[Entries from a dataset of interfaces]

────────────────────────────────────────

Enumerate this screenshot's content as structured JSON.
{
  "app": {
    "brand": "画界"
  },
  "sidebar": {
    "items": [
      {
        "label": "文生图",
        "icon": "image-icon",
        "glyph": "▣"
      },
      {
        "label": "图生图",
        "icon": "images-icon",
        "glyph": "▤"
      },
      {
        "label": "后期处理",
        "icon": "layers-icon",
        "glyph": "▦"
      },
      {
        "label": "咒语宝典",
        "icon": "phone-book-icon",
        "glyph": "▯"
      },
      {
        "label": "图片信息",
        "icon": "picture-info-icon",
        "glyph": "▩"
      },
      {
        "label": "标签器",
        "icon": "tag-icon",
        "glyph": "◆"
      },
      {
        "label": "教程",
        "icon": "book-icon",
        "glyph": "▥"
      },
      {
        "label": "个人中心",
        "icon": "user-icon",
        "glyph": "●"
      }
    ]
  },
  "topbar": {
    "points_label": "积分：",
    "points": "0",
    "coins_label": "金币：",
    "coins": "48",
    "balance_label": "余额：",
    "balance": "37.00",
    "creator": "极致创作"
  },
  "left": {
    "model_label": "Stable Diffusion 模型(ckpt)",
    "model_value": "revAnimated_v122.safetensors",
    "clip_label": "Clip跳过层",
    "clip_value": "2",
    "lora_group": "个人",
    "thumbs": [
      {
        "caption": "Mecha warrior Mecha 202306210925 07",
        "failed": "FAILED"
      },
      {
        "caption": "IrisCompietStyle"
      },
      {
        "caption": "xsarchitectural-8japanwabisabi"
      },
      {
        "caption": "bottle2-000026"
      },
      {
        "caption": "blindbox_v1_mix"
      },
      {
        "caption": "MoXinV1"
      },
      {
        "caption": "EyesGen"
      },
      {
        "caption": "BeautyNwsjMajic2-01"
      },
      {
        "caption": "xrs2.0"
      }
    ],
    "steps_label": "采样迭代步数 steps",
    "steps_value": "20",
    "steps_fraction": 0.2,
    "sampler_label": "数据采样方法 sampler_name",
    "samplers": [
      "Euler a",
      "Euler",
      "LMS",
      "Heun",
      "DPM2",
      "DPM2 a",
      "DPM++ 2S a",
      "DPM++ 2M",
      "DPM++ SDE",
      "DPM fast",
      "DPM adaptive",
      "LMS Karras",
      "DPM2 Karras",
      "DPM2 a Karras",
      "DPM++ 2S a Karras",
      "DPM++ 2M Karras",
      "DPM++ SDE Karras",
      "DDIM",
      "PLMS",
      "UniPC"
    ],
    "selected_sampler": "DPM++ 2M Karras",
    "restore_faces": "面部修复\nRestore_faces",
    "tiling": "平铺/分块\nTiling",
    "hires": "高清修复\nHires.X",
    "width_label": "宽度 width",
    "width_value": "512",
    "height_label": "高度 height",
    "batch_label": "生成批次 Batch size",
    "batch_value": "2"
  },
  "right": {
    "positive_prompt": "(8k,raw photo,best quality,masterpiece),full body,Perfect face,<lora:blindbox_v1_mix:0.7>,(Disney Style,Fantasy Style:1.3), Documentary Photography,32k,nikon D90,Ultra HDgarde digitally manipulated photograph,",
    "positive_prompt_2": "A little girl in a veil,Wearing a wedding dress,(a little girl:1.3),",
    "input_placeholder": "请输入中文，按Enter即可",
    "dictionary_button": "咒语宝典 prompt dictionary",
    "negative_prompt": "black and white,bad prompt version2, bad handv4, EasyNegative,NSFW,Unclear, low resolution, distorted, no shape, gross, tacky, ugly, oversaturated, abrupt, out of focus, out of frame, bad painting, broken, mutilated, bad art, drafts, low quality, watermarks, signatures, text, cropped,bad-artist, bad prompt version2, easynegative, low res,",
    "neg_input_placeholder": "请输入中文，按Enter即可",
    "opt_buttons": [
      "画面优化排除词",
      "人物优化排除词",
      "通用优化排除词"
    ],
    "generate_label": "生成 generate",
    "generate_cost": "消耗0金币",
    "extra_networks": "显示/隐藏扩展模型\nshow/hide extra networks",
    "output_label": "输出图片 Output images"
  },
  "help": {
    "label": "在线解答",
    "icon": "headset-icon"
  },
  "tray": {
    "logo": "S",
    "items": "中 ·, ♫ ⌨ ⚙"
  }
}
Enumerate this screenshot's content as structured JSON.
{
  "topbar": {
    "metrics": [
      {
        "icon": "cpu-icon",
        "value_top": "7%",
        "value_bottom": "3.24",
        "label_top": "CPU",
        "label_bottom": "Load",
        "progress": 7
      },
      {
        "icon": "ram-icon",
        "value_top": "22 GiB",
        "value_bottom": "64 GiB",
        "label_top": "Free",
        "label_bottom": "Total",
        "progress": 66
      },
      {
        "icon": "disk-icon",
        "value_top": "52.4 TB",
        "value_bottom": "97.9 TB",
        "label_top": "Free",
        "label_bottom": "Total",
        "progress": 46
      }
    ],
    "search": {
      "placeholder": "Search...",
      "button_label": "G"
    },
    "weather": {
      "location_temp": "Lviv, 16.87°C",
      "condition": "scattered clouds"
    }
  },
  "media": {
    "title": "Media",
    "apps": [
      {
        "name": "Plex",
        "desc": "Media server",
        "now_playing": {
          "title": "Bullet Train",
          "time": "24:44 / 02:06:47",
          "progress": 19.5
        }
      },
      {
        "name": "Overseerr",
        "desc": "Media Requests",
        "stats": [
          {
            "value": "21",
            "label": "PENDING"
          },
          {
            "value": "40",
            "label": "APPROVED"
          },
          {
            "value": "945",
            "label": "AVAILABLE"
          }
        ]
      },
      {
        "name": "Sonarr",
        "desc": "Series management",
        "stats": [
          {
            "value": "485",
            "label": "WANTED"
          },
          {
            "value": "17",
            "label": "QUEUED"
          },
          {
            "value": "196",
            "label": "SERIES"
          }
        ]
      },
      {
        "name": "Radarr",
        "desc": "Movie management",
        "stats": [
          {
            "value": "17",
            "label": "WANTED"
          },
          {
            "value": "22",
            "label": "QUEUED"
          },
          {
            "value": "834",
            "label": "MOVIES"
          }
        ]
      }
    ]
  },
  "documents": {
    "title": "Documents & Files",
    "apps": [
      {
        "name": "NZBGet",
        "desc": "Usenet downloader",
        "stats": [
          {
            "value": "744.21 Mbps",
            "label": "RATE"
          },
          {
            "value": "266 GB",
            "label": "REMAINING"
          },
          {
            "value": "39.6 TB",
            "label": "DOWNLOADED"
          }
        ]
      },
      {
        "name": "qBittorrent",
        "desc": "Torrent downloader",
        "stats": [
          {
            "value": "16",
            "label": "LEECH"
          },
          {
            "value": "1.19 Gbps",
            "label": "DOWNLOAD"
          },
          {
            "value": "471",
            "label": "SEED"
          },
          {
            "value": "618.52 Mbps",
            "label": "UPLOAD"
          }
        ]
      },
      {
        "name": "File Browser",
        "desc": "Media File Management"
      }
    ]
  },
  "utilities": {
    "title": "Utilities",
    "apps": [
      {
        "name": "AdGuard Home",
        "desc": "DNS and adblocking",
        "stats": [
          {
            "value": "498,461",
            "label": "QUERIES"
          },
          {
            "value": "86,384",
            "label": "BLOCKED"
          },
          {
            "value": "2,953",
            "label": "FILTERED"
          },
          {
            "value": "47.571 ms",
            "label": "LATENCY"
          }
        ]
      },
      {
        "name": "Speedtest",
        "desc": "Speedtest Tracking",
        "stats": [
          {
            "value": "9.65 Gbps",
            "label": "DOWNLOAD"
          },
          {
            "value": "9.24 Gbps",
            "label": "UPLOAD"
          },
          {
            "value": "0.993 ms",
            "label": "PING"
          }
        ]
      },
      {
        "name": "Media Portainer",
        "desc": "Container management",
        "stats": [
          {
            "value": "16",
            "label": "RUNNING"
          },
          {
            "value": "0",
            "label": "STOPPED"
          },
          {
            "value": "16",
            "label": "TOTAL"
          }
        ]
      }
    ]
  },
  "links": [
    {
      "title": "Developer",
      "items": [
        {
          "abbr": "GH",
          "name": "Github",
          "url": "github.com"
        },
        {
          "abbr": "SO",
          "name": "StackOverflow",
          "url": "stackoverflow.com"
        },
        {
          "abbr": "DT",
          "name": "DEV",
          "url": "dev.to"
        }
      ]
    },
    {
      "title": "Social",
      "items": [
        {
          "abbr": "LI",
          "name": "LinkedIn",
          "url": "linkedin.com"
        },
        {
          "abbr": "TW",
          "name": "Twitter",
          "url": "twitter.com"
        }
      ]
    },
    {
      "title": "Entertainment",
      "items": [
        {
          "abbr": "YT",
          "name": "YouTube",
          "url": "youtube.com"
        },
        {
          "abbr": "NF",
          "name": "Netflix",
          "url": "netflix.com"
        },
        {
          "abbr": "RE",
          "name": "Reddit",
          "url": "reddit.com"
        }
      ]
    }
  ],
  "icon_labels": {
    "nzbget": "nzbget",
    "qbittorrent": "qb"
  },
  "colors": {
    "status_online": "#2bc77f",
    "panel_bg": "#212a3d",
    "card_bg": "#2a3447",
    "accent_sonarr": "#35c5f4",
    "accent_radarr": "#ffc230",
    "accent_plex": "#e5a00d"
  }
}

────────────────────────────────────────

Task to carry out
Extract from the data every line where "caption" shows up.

Your response
        "caption": "Mecha warrior Mecha 202306210925 07",
        "caption": "IrisCompietStyle"
        "caption": "xsarchitectural-8japanwabisabi"
        "caption": "bottle2-000026"
        "caption": "blindbox_v1_mix"
        "caption": "MoXinV1"
        "caption": "EyesGen"
        "caption": "BeautyNwsjMajic2-01"
        "caption": "xrs2.0"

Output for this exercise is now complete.